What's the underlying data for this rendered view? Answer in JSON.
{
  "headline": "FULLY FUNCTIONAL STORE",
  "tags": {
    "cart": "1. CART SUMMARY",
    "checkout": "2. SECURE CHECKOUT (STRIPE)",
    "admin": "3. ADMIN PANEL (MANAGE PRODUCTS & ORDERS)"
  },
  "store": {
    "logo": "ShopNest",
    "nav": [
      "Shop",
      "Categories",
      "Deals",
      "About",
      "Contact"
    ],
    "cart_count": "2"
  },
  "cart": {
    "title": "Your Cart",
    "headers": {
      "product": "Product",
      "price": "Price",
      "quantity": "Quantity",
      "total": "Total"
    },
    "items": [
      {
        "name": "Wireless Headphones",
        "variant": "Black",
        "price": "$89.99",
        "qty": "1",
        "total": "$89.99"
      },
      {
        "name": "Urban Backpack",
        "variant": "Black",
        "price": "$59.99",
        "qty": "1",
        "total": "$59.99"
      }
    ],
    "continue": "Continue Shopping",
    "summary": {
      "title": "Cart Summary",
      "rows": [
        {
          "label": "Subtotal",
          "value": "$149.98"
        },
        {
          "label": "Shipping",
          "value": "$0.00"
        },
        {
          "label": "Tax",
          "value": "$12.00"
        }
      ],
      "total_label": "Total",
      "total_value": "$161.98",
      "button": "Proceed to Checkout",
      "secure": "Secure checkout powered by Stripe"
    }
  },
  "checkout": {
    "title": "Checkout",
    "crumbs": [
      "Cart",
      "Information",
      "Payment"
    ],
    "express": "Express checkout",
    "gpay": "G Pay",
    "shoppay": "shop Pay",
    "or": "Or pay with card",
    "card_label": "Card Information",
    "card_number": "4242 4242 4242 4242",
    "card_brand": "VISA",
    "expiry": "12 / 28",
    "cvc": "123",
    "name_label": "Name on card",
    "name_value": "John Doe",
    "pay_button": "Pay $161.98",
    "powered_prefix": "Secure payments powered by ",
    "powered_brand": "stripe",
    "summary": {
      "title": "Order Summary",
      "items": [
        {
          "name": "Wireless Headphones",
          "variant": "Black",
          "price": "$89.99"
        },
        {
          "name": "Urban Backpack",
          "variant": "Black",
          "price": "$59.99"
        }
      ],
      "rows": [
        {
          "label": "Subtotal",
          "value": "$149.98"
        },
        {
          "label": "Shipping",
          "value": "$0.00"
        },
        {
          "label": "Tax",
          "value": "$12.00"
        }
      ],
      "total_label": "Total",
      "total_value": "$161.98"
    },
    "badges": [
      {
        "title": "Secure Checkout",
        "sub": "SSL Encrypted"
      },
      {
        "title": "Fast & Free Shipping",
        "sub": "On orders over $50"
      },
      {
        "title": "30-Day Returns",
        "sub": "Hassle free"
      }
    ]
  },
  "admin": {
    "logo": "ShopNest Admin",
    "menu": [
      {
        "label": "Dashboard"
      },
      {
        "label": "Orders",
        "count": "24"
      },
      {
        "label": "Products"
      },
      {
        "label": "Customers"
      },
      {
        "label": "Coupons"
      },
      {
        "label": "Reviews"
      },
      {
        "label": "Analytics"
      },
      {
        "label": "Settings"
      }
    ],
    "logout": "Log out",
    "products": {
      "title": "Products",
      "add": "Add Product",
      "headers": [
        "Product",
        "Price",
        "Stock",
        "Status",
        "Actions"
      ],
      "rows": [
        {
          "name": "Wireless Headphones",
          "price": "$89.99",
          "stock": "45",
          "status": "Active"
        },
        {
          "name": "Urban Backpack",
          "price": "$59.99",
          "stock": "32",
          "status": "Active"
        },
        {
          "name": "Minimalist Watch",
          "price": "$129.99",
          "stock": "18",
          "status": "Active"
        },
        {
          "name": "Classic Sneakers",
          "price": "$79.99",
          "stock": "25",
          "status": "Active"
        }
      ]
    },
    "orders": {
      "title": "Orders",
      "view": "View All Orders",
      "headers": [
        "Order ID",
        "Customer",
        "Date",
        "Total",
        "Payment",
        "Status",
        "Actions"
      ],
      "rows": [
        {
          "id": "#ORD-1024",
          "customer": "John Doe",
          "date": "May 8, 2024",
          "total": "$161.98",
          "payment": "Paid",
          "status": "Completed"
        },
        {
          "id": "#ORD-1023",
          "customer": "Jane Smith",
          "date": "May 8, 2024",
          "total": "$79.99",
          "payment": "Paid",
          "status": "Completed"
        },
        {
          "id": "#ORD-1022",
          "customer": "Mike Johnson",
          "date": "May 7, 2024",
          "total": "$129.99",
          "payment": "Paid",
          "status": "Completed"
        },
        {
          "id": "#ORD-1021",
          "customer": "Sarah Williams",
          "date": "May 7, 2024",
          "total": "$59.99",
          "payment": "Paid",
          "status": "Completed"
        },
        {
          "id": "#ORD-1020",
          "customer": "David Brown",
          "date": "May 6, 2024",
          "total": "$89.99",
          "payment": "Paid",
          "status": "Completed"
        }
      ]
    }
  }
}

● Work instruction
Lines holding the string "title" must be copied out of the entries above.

● Exercise solution
    "title": "Your Cart",
      "title": "Cart Summary",
    "title": "Checkout",
      "title": "Order Summary",
        "title": "Secure Checkout",
        "title": "Fast & Free Shipping",
        "title": "30-Day Returns",
      "title": "Products",
      "title": "Orders",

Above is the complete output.